About this task: An exact repetition of all the entries that follow is required.

---+---

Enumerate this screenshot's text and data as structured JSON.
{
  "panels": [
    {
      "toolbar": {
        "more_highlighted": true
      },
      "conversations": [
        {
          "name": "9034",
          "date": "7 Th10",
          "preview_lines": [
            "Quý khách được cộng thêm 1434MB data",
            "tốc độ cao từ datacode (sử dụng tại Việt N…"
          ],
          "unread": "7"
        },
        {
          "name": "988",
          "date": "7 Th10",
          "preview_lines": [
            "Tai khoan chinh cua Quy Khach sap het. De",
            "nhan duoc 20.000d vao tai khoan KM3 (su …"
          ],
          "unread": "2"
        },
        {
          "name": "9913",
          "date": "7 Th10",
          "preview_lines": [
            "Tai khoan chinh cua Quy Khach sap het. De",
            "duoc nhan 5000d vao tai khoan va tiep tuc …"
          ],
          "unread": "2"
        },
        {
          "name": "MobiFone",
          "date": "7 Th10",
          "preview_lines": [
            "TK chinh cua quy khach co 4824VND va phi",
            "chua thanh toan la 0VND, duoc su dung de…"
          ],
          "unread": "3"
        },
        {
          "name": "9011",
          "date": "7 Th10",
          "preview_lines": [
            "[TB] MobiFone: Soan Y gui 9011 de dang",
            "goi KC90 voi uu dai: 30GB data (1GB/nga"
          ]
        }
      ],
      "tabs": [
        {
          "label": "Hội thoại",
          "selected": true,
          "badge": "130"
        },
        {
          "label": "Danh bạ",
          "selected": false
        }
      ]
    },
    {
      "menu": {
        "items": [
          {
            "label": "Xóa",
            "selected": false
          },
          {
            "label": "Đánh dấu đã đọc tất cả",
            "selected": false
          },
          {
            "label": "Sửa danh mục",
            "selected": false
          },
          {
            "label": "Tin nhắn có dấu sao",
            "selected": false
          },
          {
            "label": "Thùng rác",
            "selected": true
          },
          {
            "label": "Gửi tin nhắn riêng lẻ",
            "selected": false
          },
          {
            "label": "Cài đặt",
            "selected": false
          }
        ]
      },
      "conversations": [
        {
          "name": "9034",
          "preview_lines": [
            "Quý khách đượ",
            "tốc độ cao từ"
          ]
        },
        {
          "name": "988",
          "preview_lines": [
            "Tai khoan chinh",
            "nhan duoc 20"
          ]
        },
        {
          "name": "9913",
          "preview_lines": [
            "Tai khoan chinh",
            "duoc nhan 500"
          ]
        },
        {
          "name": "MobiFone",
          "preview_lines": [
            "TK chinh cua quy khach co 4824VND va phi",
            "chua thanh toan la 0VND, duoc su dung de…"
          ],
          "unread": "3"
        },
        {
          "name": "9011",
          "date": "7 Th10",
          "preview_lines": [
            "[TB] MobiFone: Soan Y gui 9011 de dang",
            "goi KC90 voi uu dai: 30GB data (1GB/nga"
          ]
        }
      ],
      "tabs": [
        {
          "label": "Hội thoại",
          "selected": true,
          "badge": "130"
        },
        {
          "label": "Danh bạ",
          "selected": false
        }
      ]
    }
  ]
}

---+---

Answer to this task:
Enumerate this screenshot's text and data as structured JSON.
{
  "panels": [
    {
      "toolbar": {
        "more_highlighted": true
      },
      "conversations": [
        {
          "name": "9034",
          "date": "7 Th10",
          "preview_lines": [
            "Quý khách được cộng thêm 1434MB data",
            "tốc độ cao từ datacode (sử dụng tại Việt N…"
          ],
          "unread": "7"
        },
        {
          "name": "988",
          "date": "7 Th10",
          "preview_lines": [
            "Tai khoan chinh cua Quy Khach sap het. De",
            "nhan duoc 20.000d vao tai khoan KM3 (su …"
          ],
          "unread": "2"
        },
        {
          "name": "9913",
          "date": "7 Th10",
          "preview_lines": [
            "Tai khoan chinh cua Quy Khach sap het. De",
            "duoc nhan 5000d vao tai khoan va tiep tuc …"
          ],
          "unread": "2"
        },
        {
          "name": "MobiFone",
          "date": "7 Th10",
          "preview_lines": [
            "TK chinh cua quy khach co 4824VND va phi",
            "chua thanh toan la 0VND, duoc su dung de…"
          ],
          "unread": "3"
        },
        {
          "name": "9011",
          "date": "7 Th10",
          "preview_lines": [
            "[TB] MobiFone: Soan Y gui 9011 de dang",
            "goi KC90 voi uu dai: 30GB data (1GB/nga"
          ]
        }
      ],
      "tabs": [
        {
          "label": "Hội thoại",
          "selected": true,
          "badge": "130"
        },
        {
          "label": "Danh bạ",
          "selected": false
        }
      ]
    },
    {
      "menu": {
        "items": [
          {
            "label": "Xóa",
            "selected": false
          },
          {
            "label": "Đánh dấu đã đọc tất cả",
            "selected": false
          },
          {
            "label": "Sửa danh mục",
            "selected": false
          },
          {
            "label": "Tin nhắn có dấu sao",
            "selected": false
          },
          {
            "label": "Thùng rác",
            "selected": true
          },
          {
            "label": "Gửi tin nhắn riêng lẻ",
            "selected": false
          },
          {
            "label": "Cài đặt",
            "selected": false
          }
        ]
      },
      "conversations": [
        {
          "name": "9034",
          "preview_lines": [
            "Quý khách đượ",
            "tốc độ cao từ"
          ]
        },
        {
          "name": "988",
          "preview_lines": [
            "Tai khoan chinh",
            "nhan duoc 20"
          ]
        },
        {
          "name": "9913",
          "preview_lines": [
            "Tai khoan chinh",
            "duoc nhan 500"
          ]
        },
        {
          "name": "MobiFone",
          "preview_lines": [
            "TK chinh cua quy khach co 4824VND va phi",
            "chua thanh toan la 0VND, duoc su dung de…"
          ],
          "unread": "3"
        },
        {
          "name": "9011",
          "date": "7 Th10",
          "preview_lines": [
            "[TB] MobiFone: Soan Y gui 9011 de dang",
            "goi KC90 voi uu dai: 30GB data (1GB/nga"
          ]
        }
      ],
      "tabs": [
        {
          "label": "Hội thoại",
          "selected": true,
          "badge": "130"
        },
        {
          "label": "Danh bạ",
          "selected": false
        }
      ]
    }
  ]
}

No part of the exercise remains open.